For all of these reasons and many not here specified, Catholics believe in the eternal virginity of Mary as Truth. That is, there is no chance of it being wrong (it has been declared dogma by the Pope – an infallible truth). It is considered heresy to say Mary was not always virgin because that is a denial of the truth. However, that doesn’t mean that a person is going to Hell just because they do not believe Mary was a perpetual virgin, or that all Catholics will go to Hell if it ends up Mary really wasn’t always a virgin. The only requirement Jesus gave for Heaven is that we believe in Him. As long we acknowledge that Jesus is Lord and Savior, died for our sins and by His Grace redeemed us, and as long as we actively seek His forgiveness when we do wrong (and don’t just sin and be like, “Well, I’m forgiven, so I can do whatever I want), then anything else is extra. Jesus Himself shows us this. Jesus and his disciples were Jews, and held and kept many beliefs and traditions that modern day Christians believe are unnecessary (e.g. not eating pork, keeping the Passover, being circumcised, etc.). Their belief in these “false doctrines” did not and do not prevent them from joining with the Father in Heaven, because the crucial belief — that Jesus is the only way to God, and that his death and resurrection redeemed their sins — was one they held True above all others.

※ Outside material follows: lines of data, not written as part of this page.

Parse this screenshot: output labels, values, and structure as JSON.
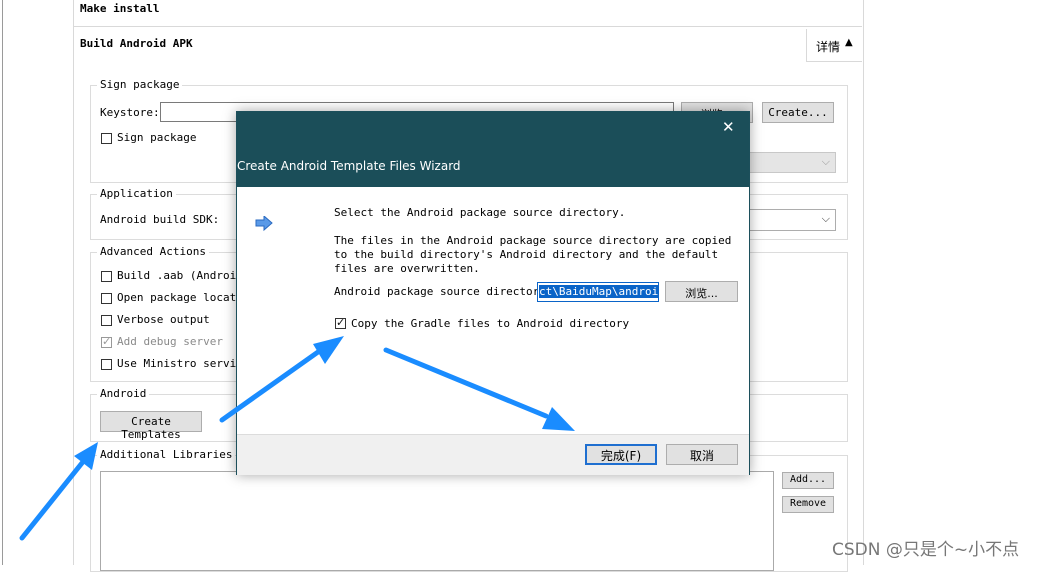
{
  "make_install": {
    "label": "Make install"
  },
  "build_apk": {
    "label": "Build Android APK",
    "details_label": "详情"
  },
  "sign_package": {
    "group_title": "Sign package",
    "keystore_label": "Keystore:",
    "keystore_value": "",
    "browse_label": "浏览...",
    "create_label": "Create...",
    "sign_checkbox_label": "Sign package"
  },
  "application": {
    "group_title": "Application",
    "sdk_label": "Android build SDK:"
  },
  "advanced": {
    "group_title": "Advanced Actions",
    "items": [
      {
        "label": "Build .aab (Android",
        "checked": false,
        "disabled": false
      },
      {
        "label": "Open package locatio",
        "checked": false,
        "disabled": false
      },
      {
        "label": "Verbose output",
        "checked": false,
        "disabled": false
      },
      {
        "label": "Add debug server",
        "checked": true,
        "disabled": true
      },
      {
        "label": "Use Ministro service",
        "checked": false,
        "disabled": false
      }
    ]
  },
  "android": {
    "group_title": "Android",
    "create_templates_label": "Create Templates"
  },
  "libraries": {
    "group_title": "Additional Libraries",
    "add_label": "Add...",
    "remove_label": "Remove"
  },
  "dialog": {
    "title": "Create Android Template Files Wizard",
    "heading": "Select the Android package source directory.",
    "description": "The files in the Android package source directory are copied to the build directory's Android directory and the default files are overwritten.",
    "source_dir_label": "Android package source directory:",
    "source_dir_value": "ct\\BaiduMap\\android",
    "browse_label": "浏览...",
    "copy_gradle_label": "Copy the Gradle files to Android directory",
    "copy_gradle_checked": true,
    "finish_label": "完成(F)",
    "cancel_label": "取消",
    "close_symbol": "✕",
    "accent_color": "#1b4e59"
  },
  "annotation_color": "#1a8cff",
  "watermark": "CSDN @只是个~小不点"
}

It is interesting to note that while many Protestants today ridicule Catholics for the belief in Mary’s eternal virginity, all the great Protestant founders — Luther, Calvin, Zwingli, Wesley, etc. — believed in Mary’s perpetual virginity, too.

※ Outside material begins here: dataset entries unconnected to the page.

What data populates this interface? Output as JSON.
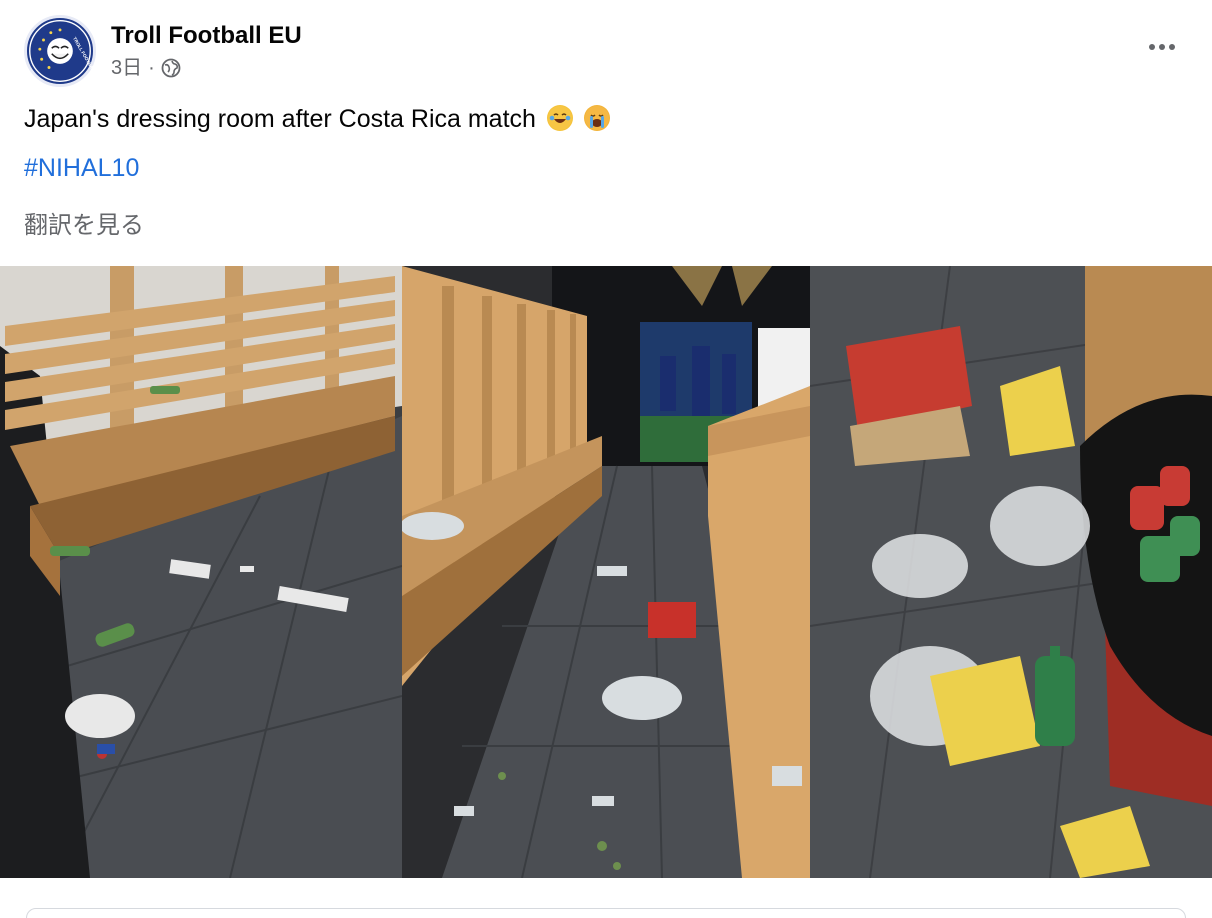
{
  "post": {
    "author": "Troll Football EU",
    "time": "3日",
    "separator": "·",
    "privacy_icon": "globe-icon",
    "menu_icon": "more-horizontal-icon",
    "text": "Japan's dressing room after Costa Rica match",
    "emojis": [
      "laughing-crying-emoji",
      "loudly-crying-emoji"
    ],
    "hashtag": "#NIHAL10",
    "translate_label": "翻訳を見る"
  },
  "avatar": {
    "logo_text": "TROLL FOOTBALL EU",
    "brand_color": "#1f3a8a"
  },
  "colors": {
    "hashtag": "#216fdb",
    "secondary_text": "#65676b",
    "primary_text": "#050505"
  },
  "media": {
    "panels": [
      "locker-room-benches-photo",
      "locker-room-corridor-photo",
      "trash-bag-closeup-photo"
    ]
  }
}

You’re saying alot of things that aren’t in the bible, or even implied in the bible, and in fact contradicts the bible. Romans 3:23 “For all have sinned and fall short of the glory of God”. The ‘all’ includes Mary, she was human, therefore as a descendant of Adam was born in sin. Jesus, by the way, wasn’t ‘half human’ he was fully human and fully God. Nowhere in the bible does it say that Mary was without sin, it says everyone is sinful, apart from Jesus. You are making her out to be like God (only God is witbout sin), and therefore committing idolatory.
Not at all. Mary was definitely a sinner, but, having received the grace of God’s forgiveness in advance of Jesus’ crucifixion and resurrection, she was able to pass that grace on to her son Jesus along with her half of the genes.
This is not just a “Catholic” idea. Martin Luther himself wrote this about the Immaculate Conception:
“. . . the infusion of Mary’s soul was effected without original sin; so that in the very infusion of her soul she was also purified from original sin and adorned with God’s gifts, receiving a pure soul infused by God; thus from the first moment she began to live she was free from all sin.”
— Sermon: On the Day of the Conception of the Mother of God, 1527. (This is found in Hartmann Grisar’s book, Luther Vol. IV. Grisar cites the source as “Werke,” Erl. Ed., 15 Page 58.)
“. . . she is full of grace, proclaimed to be entirely without sin. . . . God’s grace fills her with everything good and makes her devoid of all evil. . . .”
— Luther’s Works, American edition, vol. 43, p. 40, ed. H. Lehmann, Fortress, 1968.